> [TASK GOAL]: Copy the entries out again in full.

> [EXERCISE DATA]:

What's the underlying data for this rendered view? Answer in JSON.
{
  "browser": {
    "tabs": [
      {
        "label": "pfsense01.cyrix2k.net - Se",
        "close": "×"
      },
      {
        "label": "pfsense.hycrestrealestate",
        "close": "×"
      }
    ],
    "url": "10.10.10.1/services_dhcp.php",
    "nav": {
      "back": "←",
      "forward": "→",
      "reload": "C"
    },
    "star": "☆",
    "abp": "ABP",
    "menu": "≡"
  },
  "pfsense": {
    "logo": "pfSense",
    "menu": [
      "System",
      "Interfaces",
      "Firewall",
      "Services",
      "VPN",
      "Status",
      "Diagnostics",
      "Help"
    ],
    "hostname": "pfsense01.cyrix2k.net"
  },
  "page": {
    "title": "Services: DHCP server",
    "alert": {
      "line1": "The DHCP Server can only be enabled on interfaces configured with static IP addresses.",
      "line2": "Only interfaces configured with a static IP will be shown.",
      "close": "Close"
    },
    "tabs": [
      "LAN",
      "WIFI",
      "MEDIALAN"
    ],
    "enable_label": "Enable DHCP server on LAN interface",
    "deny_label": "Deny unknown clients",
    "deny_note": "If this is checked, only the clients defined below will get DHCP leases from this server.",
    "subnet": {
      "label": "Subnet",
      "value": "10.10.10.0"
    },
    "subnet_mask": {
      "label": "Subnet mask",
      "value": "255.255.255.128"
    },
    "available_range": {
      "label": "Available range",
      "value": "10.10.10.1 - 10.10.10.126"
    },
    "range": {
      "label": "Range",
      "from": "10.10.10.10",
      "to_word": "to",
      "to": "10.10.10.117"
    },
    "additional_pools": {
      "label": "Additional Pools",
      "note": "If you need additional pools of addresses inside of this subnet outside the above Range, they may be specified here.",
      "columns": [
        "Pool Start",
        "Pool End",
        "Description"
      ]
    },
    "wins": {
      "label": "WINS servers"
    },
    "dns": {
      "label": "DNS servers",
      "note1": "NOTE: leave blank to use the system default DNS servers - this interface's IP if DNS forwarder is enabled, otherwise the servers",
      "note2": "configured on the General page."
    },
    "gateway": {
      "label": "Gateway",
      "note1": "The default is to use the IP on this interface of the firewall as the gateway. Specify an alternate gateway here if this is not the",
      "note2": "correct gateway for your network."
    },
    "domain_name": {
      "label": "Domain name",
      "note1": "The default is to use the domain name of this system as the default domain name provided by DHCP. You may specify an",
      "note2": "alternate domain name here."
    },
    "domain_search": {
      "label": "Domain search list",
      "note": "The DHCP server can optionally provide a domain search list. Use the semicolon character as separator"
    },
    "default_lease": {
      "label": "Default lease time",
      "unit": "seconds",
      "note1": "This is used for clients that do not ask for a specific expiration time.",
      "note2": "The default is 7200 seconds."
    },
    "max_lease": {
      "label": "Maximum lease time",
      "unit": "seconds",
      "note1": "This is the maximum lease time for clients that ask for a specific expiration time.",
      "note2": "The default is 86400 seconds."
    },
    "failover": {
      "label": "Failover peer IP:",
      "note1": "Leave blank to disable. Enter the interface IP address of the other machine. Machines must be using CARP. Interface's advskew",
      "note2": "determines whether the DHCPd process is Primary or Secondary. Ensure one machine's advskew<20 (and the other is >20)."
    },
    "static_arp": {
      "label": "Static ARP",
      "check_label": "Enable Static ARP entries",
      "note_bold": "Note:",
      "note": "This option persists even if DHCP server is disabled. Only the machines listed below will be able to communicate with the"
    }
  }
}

> [SOLUTION TO THE EXERCISE]:
What's the underlying data for this rendered view? Answer in JSON.
{
  "browser": {
    "tabs": [
      {
        "label": "pfsense01.cyrix2k.net - Se",
        "close": "×"
      },
      {
        "label": "pfsense.hycrestrealestate",
        "close": "×"
      }
    ],
    "url": "10.10.10.1/services_dhcp.php",
    "nav": {
      "back": "←",
      "forward": "→",
      "reload": "C"
    },
    "star": "☆",
    "abp": "ABP",
    "menu": "≡"
  },
  "pfsense": {
    "logo": "pfSense",
    "menu": [
      "System",
      "Interfaces",
      "Firewall",
      "Services",
      "VPN",
      "Status",
      "Diagnostics",
      "Help"
    ],
    "hostname": "pfsense01.cyrix2k.net"
  },
  "page": {
    "title": "Services: DHCP server",
    "alert": {
      "line1": "The DHCP Server can only be enabled on interfaces configured with static IP addresses.",
      "line2": "Only interfaces configured with a static IP will be shown.",
      "close": "Close"
    },
    "tabs": [
      "LAN",
      "WIFI",
      "MEDIALAN"
    ],
    "enable_label": "Enable DHCP server on LAN interface",
    "deny_label": "Deny unknown clients",
    "deny_note": "If this is checked, only the clients defined below will get DHCP leases from this server.",
    "subnet": {
      "label": "Subnet",
      "value": "10.10.10.0"
    },
    "subnet_mask": {
      "label": "Subnet mask",
      "value": "255.255.255.128"
    },
    "available_range": {
      "label": "Available range",
      "value": "10.10.10.1 - 10.10.10.126"
    },
    "range": {
      "label": "Range",
      "from": "10.10.10.10",
      "to_word": "to",
      "to": "10.10.10.117"
    },
    "additional_pools": {
      "label": "Additional Pools",
      "note": "If you need additional pools of addresses inside of this subnet outside the above Range, they may be specified here.",
      "columns": [
        "Pool Start",
        "Pool End",
        "Description"
      ]
    },
    "wins": {
      "label": "WINS servers"
    },
    "dns": {
      "label": "DNS servers",
      "note1": "NOTE: leave blank to use the system default DNS servers - this interface's IP if DNS forwarder is enabled, otherwise the servers",
      "note2": "configured on the General page."
    },
    "gateway": {
      "label": "Gateway",
      "note1": "The default is to use the IP on this interface of the firewall as the gateway. Specify an alternate gateway here if this is not the",
      "note2": "correct gateway for your network."
    },
    "domain_name": {
      "label": "Domain name",
      "note1": "The default is to use the domain name of this system as the default domain name provided by DHCP. You may specify an",
      "note2": "alternate domain name here."
    },
    "domain_search": {
      "label": "Domain search list",
      "note": "The DHCP server can optionally provide a domain search list. Use the semicolon character as separator"
    },
    "default_lease": {
      "label": "Default lease time",
      "unit": "seconds",
      "note1": "This is used for clients that do not ask for a specific expiration time.",
      "note2": "The default is 7200 seconds."
    },
    "max_lease": {
      "label": "Maximum lease time",
      "unit": "seconds",
      "note1": "This is the maximum lease time for clients that ask for a specific expiration time.",
      "note2": "The default is 86400 seconds."
    },
    "failover": {
      "label": "Failover peer IP:",
      "note1": "Leave blank to disable. Enter the interface IP address of the other machine. Machines must be using CARP. Interface's advskew",
      "note2": "determines whether the DHCPd process is Primary or Secondary. Ensure one machine's advskew<20 (and the other is >20)."
    },
    "static_arp": {
      "label": "Static ARP",
      "check_label": "Enable Static ARP entries",
      "note_bold": "Note:",
      "note": "This option persists even if DHCP server is disabled. Only the machines listed below will be able to communicate with the"
    }
  }
}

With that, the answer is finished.